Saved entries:

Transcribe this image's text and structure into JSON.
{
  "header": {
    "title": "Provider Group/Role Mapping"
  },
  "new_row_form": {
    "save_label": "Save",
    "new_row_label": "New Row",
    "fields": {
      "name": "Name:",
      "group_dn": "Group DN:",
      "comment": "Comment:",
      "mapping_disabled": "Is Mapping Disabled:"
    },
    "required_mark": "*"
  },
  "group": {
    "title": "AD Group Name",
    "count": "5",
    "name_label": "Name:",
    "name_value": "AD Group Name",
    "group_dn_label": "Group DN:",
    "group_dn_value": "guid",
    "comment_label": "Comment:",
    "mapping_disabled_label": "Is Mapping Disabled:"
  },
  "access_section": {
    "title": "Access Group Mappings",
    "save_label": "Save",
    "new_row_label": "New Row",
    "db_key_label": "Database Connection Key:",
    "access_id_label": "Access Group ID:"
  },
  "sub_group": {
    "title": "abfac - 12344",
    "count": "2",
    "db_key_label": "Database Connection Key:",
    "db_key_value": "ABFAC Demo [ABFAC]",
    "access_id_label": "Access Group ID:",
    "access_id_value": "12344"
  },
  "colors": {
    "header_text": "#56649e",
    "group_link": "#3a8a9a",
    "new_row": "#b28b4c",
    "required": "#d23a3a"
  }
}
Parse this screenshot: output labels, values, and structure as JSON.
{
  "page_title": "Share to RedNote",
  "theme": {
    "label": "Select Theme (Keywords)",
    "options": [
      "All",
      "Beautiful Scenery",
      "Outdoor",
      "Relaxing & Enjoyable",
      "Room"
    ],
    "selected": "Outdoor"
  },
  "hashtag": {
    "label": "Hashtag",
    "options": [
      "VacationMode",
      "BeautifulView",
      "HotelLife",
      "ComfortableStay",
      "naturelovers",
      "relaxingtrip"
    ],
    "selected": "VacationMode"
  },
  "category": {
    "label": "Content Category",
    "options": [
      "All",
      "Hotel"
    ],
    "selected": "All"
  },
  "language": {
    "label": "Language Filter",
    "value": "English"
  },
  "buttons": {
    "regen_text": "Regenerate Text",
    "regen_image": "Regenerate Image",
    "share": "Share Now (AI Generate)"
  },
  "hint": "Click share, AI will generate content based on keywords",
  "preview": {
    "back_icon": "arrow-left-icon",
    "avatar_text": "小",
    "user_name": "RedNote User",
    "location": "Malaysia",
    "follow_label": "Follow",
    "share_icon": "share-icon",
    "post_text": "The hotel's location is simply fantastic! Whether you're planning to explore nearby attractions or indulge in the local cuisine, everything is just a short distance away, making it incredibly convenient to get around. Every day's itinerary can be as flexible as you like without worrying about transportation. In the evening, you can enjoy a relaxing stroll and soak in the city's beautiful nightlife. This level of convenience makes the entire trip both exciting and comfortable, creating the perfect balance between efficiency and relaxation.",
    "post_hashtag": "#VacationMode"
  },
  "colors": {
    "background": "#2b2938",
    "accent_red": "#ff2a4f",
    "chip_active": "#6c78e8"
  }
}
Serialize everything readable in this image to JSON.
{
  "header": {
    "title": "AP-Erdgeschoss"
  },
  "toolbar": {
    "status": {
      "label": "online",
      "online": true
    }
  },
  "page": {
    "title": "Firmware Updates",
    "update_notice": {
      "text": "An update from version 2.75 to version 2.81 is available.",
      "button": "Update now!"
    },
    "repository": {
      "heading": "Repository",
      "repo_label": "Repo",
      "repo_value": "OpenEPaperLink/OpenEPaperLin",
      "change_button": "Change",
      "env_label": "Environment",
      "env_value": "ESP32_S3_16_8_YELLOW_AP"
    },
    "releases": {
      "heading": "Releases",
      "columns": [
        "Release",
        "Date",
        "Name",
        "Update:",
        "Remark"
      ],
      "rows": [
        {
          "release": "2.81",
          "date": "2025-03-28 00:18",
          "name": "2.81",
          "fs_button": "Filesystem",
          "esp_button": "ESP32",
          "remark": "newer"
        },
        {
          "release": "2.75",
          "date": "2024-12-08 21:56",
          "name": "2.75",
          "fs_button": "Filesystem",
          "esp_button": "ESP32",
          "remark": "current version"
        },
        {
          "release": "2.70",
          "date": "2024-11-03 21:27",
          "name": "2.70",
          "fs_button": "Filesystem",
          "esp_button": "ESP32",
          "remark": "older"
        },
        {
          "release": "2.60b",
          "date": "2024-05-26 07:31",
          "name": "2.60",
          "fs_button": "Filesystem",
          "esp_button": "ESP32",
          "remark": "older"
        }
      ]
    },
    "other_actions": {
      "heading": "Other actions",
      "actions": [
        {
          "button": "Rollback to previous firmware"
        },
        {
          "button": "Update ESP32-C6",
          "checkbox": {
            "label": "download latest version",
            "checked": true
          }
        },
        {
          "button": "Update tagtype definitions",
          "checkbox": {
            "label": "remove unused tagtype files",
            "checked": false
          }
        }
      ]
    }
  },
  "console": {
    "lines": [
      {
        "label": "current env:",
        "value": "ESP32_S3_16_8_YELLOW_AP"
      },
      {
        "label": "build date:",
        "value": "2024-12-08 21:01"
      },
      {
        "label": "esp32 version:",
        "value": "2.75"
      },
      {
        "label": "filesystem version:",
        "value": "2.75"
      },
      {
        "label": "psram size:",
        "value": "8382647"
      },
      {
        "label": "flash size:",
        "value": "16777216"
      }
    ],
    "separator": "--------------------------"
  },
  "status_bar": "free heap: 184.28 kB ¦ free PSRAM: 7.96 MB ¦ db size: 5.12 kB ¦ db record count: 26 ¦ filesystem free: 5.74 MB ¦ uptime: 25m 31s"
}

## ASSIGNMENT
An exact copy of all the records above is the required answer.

## EXERCISE RESULT
Transcribe this image's text and structure into JSON.
{
  "header": {
    "title": "Provider Group/Role Mapping"
  },
  "new_row_form": {
    "save_label": "Save",
    "new_row_label": "New Row",
    "fields": {
      "name": "Name:",
      "group_dn": "Group DN:",
      "comment": "Comment:",
      "mapping_disabled": "Is Mapping Disabled:"
    },
    "required_mark": "*"
  },
  "group": {
    "title": "AD Group Name",
    "count": "5",
    "name_label": "Name:",
    "name_value": "AD Group Name",
    "group_dn_label": "Group DN:",
    "group_dn_value": "guid",
    "comment_label": "Comment:",
    "mapping_disabled_label": "Is Mapping Disabled:"
  },
  "access_section": {
    "title": "Access Group Mappings",
    "save_label": "Save",
    "new_row_label": "New Row",
    "db_key_label": "Database Connection Key:",
    "access_id_label": "Access Group ID:"
  },
  "sub_group": {
    "title": "abfac - 12344",
    "count": "2",
    "db_key_label": "Database Connection Key:",
    "db_key_value": "ABFAC Demo [ABFAC]",
    "access_id_label": "Access Group ID:",
    "access_id_value": "12344"
  },
  "colors": {
    "header_text": "#56649e",
    "group_link": "#3a8a9a",
    "new_row": "#b28b4c",
    "required": "#d23a3a"
  }
}
Parse this screenshot: output labels, values, and structure as JSON.
{
  "page_title": "Share to RedNote",
  "theme": {
    "label": "Select Theme (Keywords)",
    "options": [
      "All",
      "Beautiful Scenery",
      "Outdoor",
      "Relaxing & Enjoyable",
      "Room"
    ],
    "selected": "Outdoor"
  },
  "hashtag": {
    "label": "Hashtag",
    "options": [
      "VacationMode",
      "BeautifulView",
      "HotelLife",
      "ComfortableStay",
      "naturelovers",
      "relaxingtrip"
    ],
    "selected": "VacationMode"
  },
  "category": {
    "label": "Content Category",
    "options": [
      "All",
      "Hotel"
    ],
    "selected": "All"
  },
  "language": {
    "label": "Language Filter",
    "value": "English"
  },
  "buttons": {
    "regen_text": "Regenerate Text",
    "regen_image": "Regenerate Image",
    "share": "Share Now (AI Generate)"
  },
  "hint": "Click share, AI will generate content based on keywords",
  "preview": {
    "back_icon": "arrow-left-icon",
    "avatar_text": "小",
    "user_name": "RedNote User",
    "location": "Malaysia",
    "follow_label": "Follow",
    "share_icon": "share-icon",
    "post_text": "The hotel's location is simply fantastic! Whether you're planning to explore nearby attractions or indulge in the local cuisine, everything is just a short distance away, making it incredibly convenient to get around. Every day's itinerary can be as flexible as you like without worrying about transportation. In the evening, you can enjoy a relaxing stroll and soak in the city's beautiful nightlife. This level of convenience makes the entire trip both exciting and comfortable, creating the perfect balance between efficiency and relaxation.",
    "post_hashtag": "#VacationMode"
  },
  "colors": {
    "background": "#2b2938",
    "accent_red": "#ff2a4f",
    "chip_active": "#6c78e8"
  }
}
Serialize everything readable in this image to JSON.
{
  "header": {
    "title": "AP-Erdgeschoss"
  },
  "toolbar": {
    "status": {
      "label": "online",
      "online": true
    }
  },
  "page": {
    "title": "Firmware Updates",
    "update_notice": {
      "text": "An update from version 2.75 to version 2.81 is available.",
      "button": "Update now!"
    },
    "repository": {
      "heading": "Repository",
      "repo_label": "Repo",
      "repo_value": "OpenEPaperLink/OpenEPaperLin",
      "change_button": "Change",
      "env_label": "Environment",
      "env_value": "ESP32_S3_16_8_YELLOW_AP"
    },
    "releases": {
      "heading": "Releases",
      "columns": [
        "Release",
        "Date",
        "Name",
        "Update:",
        "Remark"
      ],
      "rows": [
        {
          "release": "2.81",
          "date": "2025-03-28 00:18",
          "name": "2.81",
          "fs_button": "Filesystem",
          "esp_button": "ESP32",
          "remark": "newer"
        },
        {
          "release": "2.75",
          "date": "2024-12-08 21:56",
          "name": "2.75",
          "fs_button": "Filesystem",
          "esp_button": "ESP32",
          "remark": "current version"
        },
        {
          "release": "2.70",
          "date": "2024-11-03 21:27",
          "name": "2.70",
          "fs_button": "Filesystem",
          "esp_button": "ESP32",
          "remark": "older"
        },
        {
          "release": "2.60b",
          "date": "2024-05-26 07:31",
          "name": "2.60",
          "fs_button": "Filesystem",
          "esp_button": "ESP32",
          "remark": "older"
        }
      ]
    },
    "other_actions": {
      "heading": "Other actions",
      "actions": [
        {
          "button": "Rollback to previous firmware"
        },
        {
          "button": "Update ESP32-C6",
          "checkbox": {
            "label": "download latest version",
            "checked": true
          }
        },
        {
          "button": "Update tagtype definitions",
          "checkbox": {
            "label": "remove unused tagtype files",
            "checked": false
          }
        }
      ]
    }
  },
  "console": {
    "lines": [
      {
        "label": "current env:",
        "value": "ESP32_S3_16_8_YELLOW_AP"
      },
      {
        "label": "build date:",
        "value": "2024-12-08 21:01"
      },
      {
        "label": "esp32 version:",
        "value": "2.75"
      },
      {
        "label": "filesystem version:",
        "value": "2.75"
      },
      {
        "label": "psram size:",
        "value": "8382647"
      },
      {
        "label": "flash size:",
        "value": "16777216"
      }
    ],
    "separator": "--------------------------"
  },
  "status_bar": "free heap: 184.28 kB ¦ free PSRAM: 7.96 MB ¦ db size: 5.12 kB ¦ db record count: 26 ¦ filesystem free: 5.74 MB ¦ uptime: 25m 31s"
}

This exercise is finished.